▶ **Exercise directions**:
Keep the pictures out, please, and set down every record exactly.

Input data below:

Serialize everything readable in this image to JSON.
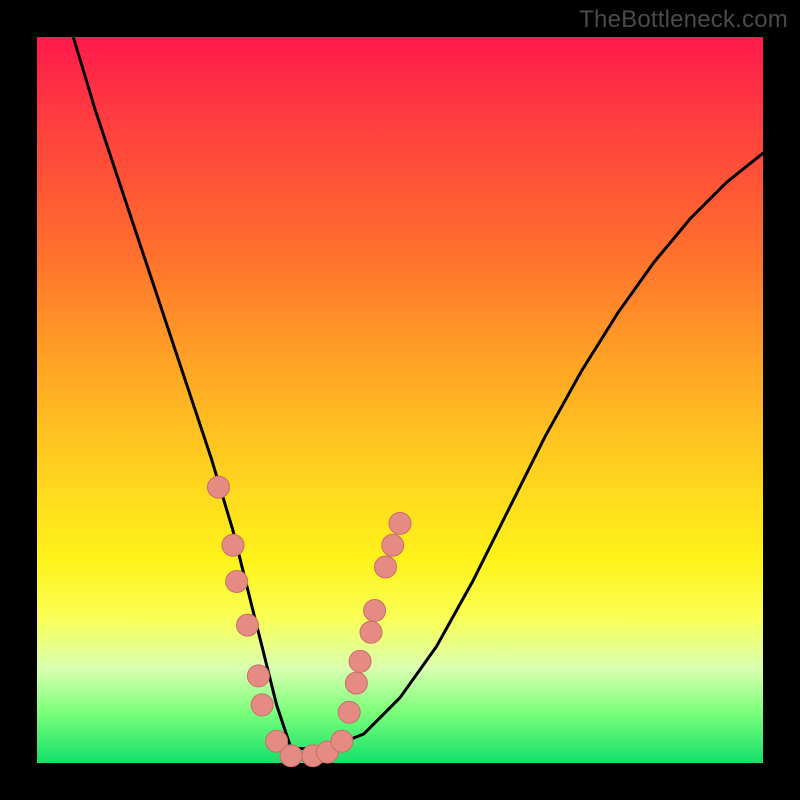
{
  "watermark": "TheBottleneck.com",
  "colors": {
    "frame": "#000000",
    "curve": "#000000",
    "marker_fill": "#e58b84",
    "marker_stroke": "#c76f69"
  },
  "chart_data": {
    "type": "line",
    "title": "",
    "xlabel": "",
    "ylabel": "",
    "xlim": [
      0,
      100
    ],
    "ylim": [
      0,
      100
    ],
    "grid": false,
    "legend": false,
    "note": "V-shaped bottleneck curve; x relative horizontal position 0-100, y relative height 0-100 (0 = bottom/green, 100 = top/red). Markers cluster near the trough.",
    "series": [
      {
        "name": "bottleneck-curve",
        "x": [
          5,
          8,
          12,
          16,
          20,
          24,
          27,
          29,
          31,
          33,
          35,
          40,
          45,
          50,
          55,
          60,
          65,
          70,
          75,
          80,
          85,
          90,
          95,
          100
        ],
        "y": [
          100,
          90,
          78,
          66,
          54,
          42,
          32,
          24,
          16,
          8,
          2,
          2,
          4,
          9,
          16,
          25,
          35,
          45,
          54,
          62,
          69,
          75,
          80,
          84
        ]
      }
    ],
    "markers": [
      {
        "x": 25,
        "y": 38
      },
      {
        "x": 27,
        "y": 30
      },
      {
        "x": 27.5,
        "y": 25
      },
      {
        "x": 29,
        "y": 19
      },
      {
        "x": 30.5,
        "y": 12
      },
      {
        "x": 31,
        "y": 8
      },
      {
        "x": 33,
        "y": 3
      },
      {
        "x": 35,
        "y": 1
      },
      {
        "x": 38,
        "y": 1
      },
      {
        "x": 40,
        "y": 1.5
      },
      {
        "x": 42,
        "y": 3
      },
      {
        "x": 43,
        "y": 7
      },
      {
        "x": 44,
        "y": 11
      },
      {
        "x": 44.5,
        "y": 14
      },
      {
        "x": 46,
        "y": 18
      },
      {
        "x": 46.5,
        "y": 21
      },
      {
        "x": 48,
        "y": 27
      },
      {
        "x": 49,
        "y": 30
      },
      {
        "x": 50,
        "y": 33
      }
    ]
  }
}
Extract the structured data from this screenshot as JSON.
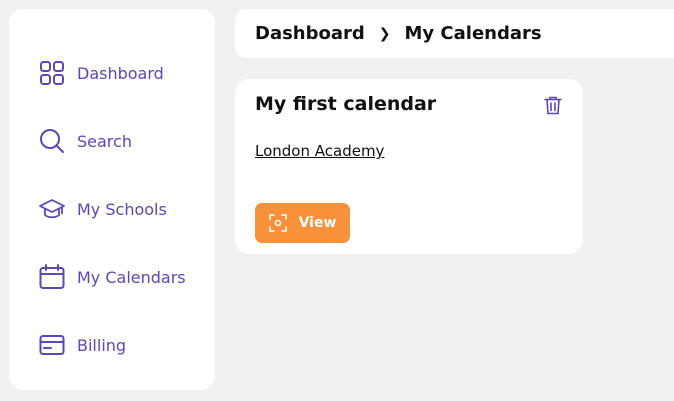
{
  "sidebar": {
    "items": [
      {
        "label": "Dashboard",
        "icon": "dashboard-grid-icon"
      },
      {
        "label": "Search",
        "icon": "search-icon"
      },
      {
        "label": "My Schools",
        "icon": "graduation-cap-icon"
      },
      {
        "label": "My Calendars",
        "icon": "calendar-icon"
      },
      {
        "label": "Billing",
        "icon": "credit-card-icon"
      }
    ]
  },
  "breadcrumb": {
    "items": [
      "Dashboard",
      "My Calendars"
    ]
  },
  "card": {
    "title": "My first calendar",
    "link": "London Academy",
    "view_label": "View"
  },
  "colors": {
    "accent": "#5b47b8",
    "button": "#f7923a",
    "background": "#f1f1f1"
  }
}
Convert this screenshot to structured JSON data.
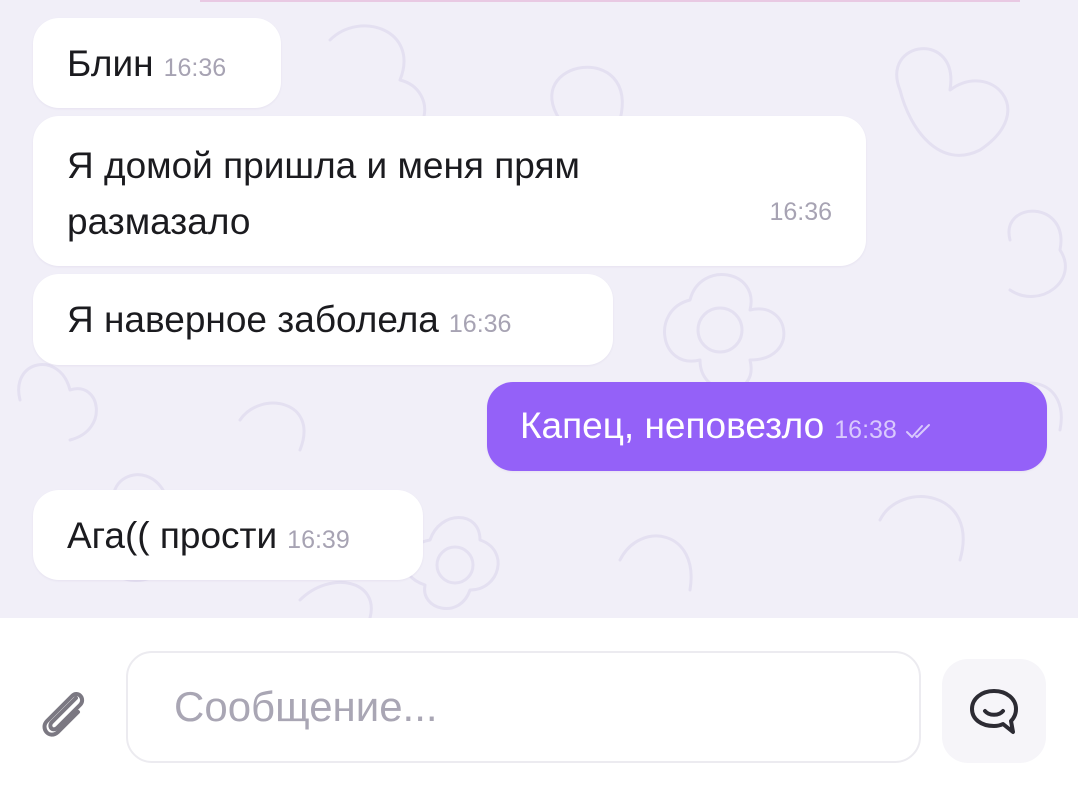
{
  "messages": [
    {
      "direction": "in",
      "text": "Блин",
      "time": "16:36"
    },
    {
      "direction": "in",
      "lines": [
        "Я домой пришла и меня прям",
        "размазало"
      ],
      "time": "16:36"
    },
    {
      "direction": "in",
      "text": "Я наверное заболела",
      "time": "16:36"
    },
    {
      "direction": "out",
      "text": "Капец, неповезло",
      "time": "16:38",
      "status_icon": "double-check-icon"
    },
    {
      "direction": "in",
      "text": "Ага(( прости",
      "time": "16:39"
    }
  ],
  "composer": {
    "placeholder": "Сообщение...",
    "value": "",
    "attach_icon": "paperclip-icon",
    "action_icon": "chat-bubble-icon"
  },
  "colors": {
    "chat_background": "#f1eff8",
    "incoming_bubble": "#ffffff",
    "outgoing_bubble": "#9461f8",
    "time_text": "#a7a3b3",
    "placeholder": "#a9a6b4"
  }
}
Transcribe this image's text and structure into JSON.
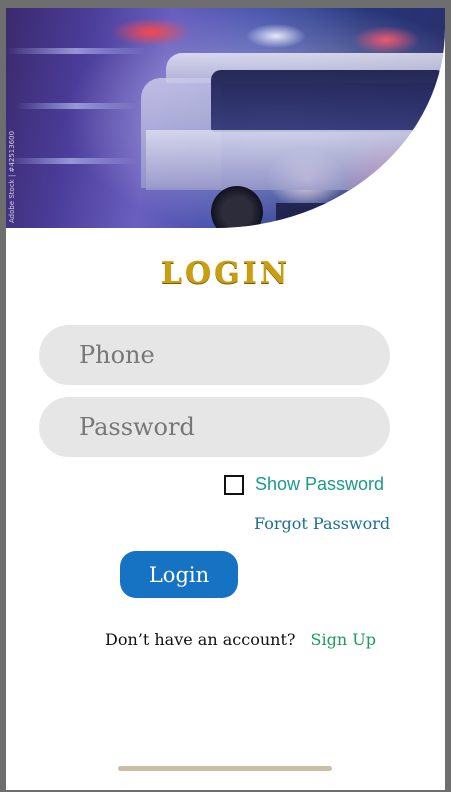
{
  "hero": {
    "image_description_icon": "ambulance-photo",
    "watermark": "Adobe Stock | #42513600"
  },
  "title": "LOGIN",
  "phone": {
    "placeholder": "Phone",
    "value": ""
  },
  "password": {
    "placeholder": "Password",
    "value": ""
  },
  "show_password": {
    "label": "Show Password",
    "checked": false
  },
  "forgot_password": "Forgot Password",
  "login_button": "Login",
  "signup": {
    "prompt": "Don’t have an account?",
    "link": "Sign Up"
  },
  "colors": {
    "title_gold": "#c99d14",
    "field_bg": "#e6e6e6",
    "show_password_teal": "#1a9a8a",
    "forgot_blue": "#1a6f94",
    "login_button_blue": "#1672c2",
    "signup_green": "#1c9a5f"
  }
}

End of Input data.

▶ **Answer space**:
Serialize everything readable in this image to JSON.
{
  "watermark": "TheBottleneck.com",
  "colors": {
    "frame": "#000000",
    "curve": "#000000",
    "marker_fill": "#e58b84",
    "marker_stroke": "#c76f69"
  },
  "chart_data": {
    "type": "line",
    "title": "",
    "xlabel": "",
    "ylabel": "",
    "xlim": [
      0,
      100
    ],
    "ylim": [
      0,
      100
    ],
    "grid": false,
    "legend": false,
    "note": "V-shaped bottleneck curve; x relative horizontal position 0-100, y relative height 0-100 (0 = bottom/green, 100 = top/red). Markers cluster near the trough.",
    "series": [
      {
        "name": "bottleneck-curve",
        "x": [
          5,
          8,
          12,
          16,
          20,
          24,
          27,
          29,
          31,
          33,
          35,
          40,
          45,
          50,
          55,
          60,
          65,
          70,
          75,
          80,
          85,
          90,
          95,
          100
        ],
        "y": [
          100,
          90,
          78,
          66,
          54,
          42,
          32,
          24,
          16,
          8,
          2,
          2,
          4,
          9,
          16,
          25,
          35,
          45,
          54,
          62,
          69,
          75,
          80,
          84
        ]
      }
    ],
    "markers": [
      {
        "x": 25,
        "y": 38
      },
      {
        "x": 27,
        "y": 30
      },
      {
        "x": 27.5,
        "y": 25
      },
      {
        "x": 29,
        "y": 19
      },
      {
        "x": 30.5,
        "y": 12
      },
      {
        "x": 31,
        "y": 8
      },
      {
        "x": 33,
        "y": 3
      },
      {
        "x": 35,
        "y": 1
      },
      {
        "x": 38,
        "y": 1
      },
      {
        "x": 40,
        "y": 1.5
      },
      {
        "x": 42,
        "y": 3
      },
      {
        "x": 43,
        "y": 7
      },
      {
        "x": 44,
        "y": 11
      },
      {
        "x": 44.5,
        "y": 14
      },
      {
        "x": 46,
        "y": 18
      },
      {
        "x": 46.5,
        "y": 21
      },
      {
        "x": 48,
        "y": 27
      },
      {
        "x": 49,
        "y": 30
      },
      {
        "x": 50,
        "y": 33
      }
    ]
  }
}
Extract the structured data from this screenshot as JSON.
{
  "sidebar": {
    "items": [
      {
        "label": "Dashboard",
        "icon": "dashboard-grid-icon"
      },
      {
        "label": "Search",
        "icon": "search-icon"
      },
      {
        "label": "My Schools",
        "icon": "graduation-cap-icon"
      },
      {
        "label": "My Calendars",
        "icon": "calendar-icon"
      },
      {
        "label": "Billing",
        "icon": "credit-card-icon"
      }
    ]
  },
  "breadcrumb": {
    "items": [
      "Dashboard",
      "My Calendars"
    ]
  },
  "card": {
    "title": "My first calendar",
    "link": "London Academy",
    "view_label": "View"
  },
  "colors": {
    "accent": "#5b47b8",
    "button": "#f7923a",
    "background": "#f1f1f1"
  }
}
Convert this screenshot to structured JSON data.
{
  "messages": [
    {
      "direction": "in",
      "text": "Блин",
      "time": "16:36"
    },
    {
      "direction": "in",
      "lines": [
        "Я домой пришла и меня прям",
        "размазало"
      ],
      "time": "16:36"
    },
    {
      "direction": "in",
      "text": "Я наверное заболела",
      "time": "16:36"
    },
    {
      "direction": "out",
      "text": "Капец, неповезло",
      "time": "16:38",
      "status_icon": "double-check-icon"
    },
    {
      "direction": "in",
      "text": "Ага(( прости",
      "time": "16:39"
    }
  ],
  "composer": {
    "placeholder": "Сообщение...",
    "value": "",
    "attach_icon": "paperclip-icon",
    "action_icon": "chat-bubble-icon"
  },
  "colors": {
    "chat_background": "#f1eff8",
    "incoming_bubble": "#ffffff",
    "outgoing_bubble": "#9461f8",
    "time_text": "#a7a3b3",
    "placeholder": "#a9a6b4"
  }
}
Transcribe this image's text and structure into JSON.
{
  "hero": {
    "image_description_icon": "ambulance-photo",
    "watermark": "Adobe Stock | #42513600"
  },
  "title": "LOGIN",
  "phone": {
    "placeholder": "Phone",
    "value": ""
  },
  "password": {
    "placeholder": "Password",
    "value": ""
  },
  "show_password": {
    "label": "Show Password",
    "checked": false
  },
  "forgot_password": "Forgot Password",
  "login_button": "Login",
  "signup": {
    "prompt": "Don’t have an account?",
    "link": "Sign Up"
  },
  "colors": {
    "title_gold": "#c99d14",
    "field_bg": "#e6e6e6",
    "show_password_teal": "#1a9a8a",
    "forgot_blue": "#1a6f94",
    "login_button_blue": "#1672c2",
    "signup_green": "#1c9a5f"
  }
}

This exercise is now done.